ST. PETERSBURG, Russia (Reuters) - President Barack Obama trod carefully in talks with Russian human rights activists after a G20 summit dominated by the Syrian crisis on Friday, avoiding direct public criticism of Kremlin policies the United States has denounced.
Following a tradition that has irritated President Vladimir Putin, who accuses Washington of meddling in Russia's affairs and backing his foes, Obama made a point of meeting civil society leaders while visiting for a international gathering.
Obama's huddle with activists came at a sensitive time when ties are badly strained over Syria, Russia's sheltering of U.S. spy agency contractor Edward Snowden and the disputes over human rights that mounted after Putin started a third term in 2012.
The United States has accused Russia of curbing freedoms, stifling dissent and discriminating against members of the gay community with a series of laws Putin has signed since he returned to the Kremlin after four years as prime minister.
The meeting in Putin's home town might have been expected to be particularly offensive to the Kremlin after Obama pulled out of a one-on-one summit planned for this week in Moscow, before the Group of Twenty summit in St. Petersburg.
But with journalists present for his opening remarks to nine activists, Obama avoided direct criticism of Russia's human rights record and made no specific mention of the gay rights controversy.
"As important as government is and laws, what makes a country democratic and effective in delivering prosperity, security and hope to people is going to be an active and thriving civil society," he told the diverse group that included advocates of gay rights, business, the environment and other causes.
The words may have been aimed at Putin, whose government has placed new restrictions on protests and who signed legislation last year requiring non-governmental organizations with funding from abroad to register as "foreign agents" - a term loaded with connotations of Cold War espionage and treason.
A senior Obama administration official said the president was keen to underscore his opposition to Russia's new ban on homosexual "propaganda", hoping Putin might take heed as he tries to improve Moscow's international image in the run-up to next February's Winter Olympics in Sochi, southern Russia.
About 20 gay rights activists demonstrated in central St. Petersburg on Friday, far from the summit site, holding signs criticizing Putin and the gay propaganda law, or bearing slogans such as "God loves gays, God loves everybody".
Underscoring the troubles gay people face in Russia, hundreds of helmeted police in body armor separated the demonstrators from dozens of anti-gay activists who shouted insults and chanted prayers.
Gay rights activist Igor Kochetkov suggested it may have been Obama's plan for the meeting that prompted Putin to say recently that he was ready to meet Russian gay rights activists himself - though that has not occurred yet.

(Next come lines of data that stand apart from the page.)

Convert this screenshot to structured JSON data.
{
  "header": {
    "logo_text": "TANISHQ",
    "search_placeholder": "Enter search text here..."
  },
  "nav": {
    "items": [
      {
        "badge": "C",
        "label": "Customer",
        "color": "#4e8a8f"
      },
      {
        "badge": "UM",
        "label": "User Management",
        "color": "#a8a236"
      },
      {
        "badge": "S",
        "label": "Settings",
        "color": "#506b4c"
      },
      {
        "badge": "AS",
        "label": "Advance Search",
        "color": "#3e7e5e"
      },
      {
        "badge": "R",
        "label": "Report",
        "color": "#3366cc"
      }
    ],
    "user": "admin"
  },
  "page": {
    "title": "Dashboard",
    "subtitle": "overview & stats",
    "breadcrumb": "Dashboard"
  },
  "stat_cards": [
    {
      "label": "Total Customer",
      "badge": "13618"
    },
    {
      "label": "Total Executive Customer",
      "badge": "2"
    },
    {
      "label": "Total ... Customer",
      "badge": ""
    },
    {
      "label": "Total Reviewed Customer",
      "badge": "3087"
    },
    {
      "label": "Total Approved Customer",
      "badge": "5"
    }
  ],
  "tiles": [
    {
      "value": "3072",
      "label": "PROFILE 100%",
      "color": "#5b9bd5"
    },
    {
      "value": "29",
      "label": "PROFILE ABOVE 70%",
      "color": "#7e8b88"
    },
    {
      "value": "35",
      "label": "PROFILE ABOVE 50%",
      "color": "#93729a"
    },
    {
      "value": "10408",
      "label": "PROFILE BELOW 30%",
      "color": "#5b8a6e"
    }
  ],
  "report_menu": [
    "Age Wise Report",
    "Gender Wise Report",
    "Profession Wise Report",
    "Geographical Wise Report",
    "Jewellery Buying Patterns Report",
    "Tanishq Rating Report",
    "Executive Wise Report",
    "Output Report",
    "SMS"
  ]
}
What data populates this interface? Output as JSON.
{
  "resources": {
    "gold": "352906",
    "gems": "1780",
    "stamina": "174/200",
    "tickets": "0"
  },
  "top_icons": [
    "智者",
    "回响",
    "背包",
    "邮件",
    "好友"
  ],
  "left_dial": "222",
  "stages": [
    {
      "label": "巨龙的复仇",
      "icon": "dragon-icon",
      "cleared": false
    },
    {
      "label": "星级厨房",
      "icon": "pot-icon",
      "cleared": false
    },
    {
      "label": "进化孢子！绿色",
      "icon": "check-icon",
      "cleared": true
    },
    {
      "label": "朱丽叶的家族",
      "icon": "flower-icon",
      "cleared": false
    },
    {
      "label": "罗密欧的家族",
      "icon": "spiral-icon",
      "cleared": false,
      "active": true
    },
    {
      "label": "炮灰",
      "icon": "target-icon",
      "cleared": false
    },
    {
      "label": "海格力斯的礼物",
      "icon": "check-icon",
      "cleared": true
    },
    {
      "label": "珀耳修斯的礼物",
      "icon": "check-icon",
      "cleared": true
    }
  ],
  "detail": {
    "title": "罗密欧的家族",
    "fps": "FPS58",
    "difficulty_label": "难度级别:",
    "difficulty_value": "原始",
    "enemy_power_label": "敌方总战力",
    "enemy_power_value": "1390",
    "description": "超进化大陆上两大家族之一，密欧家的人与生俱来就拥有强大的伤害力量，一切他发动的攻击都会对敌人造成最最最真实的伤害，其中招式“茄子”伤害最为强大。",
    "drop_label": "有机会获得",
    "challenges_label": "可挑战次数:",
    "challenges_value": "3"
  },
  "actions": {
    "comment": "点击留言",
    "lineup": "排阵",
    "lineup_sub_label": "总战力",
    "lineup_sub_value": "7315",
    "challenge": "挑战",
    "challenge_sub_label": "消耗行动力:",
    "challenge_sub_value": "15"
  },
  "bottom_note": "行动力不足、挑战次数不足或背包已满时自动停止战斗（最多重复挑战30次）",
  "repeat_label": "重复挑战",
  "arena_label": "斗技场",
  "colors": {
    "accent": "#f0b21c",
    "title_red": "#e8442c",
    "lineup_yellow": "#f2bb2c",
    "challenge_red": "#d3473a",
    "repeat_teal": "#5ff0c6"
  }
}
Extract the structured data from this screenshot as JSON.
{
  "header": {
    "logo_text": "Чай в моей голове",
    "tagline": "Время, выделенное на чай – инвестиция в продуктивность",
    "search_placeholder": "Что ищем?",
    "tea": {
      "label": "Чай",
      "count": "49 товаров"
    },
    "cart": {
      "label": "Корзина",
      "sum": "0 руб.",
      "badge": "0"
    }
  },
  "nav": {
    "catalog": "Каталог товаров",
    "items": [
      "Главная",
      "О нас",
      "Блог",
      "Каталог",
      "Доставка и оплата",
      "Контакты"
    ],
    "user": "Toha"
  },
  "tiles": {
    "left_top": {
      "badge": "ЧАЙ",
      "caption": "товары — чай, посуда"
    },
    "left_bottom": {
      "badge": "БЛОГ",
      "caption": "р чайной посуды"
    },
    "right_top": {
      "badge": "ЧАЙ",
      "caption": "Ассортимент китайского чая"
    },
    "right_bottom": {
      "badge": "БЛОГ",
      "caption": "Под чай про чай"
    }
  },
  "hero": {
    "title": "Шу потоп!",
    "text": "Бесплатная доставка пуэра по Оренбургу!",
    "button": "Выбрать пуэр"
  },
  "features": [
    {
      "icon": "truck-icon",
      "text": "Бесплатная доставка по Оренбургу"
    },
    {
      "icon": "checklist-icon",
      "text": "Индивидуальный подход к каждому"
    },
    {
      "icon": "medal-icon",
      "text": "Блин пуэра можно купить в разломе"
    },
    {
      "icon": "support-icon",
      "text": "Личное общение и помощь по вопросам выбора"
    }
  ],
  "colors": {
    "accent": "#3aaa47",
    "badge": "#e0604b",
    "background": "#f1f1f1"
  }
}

But Kochetkov said Obama should not let other interests get in the way of human rights concerns.
"The main thing that disappointed me was that Obama said he cannot look at Russian-American relations solely through the prism of human rights ... that there are also economic and military issues," he said after the meeting.
Putin may have been pleased by the decision of at least three prominent activists who are Kremlin critics to turn down the meeting with Obama, even though they said they did so because the White House repeatedly changed the date and time.
One activist who declined the invitation because of the rescheduling, Svetlana Gannushkina, wrote a message to Obama voicing opposition to military action against Syria.
"I have great respect for the degree of responsibility the U.S. leadership shows for the fate of the world in the name of its people," she wrote, but added that "military operations leading to the death of new victims among the civilian population are not the best expression of this responsibility."
Writing by Steve Gutterman; Editing by Mark Trevelyan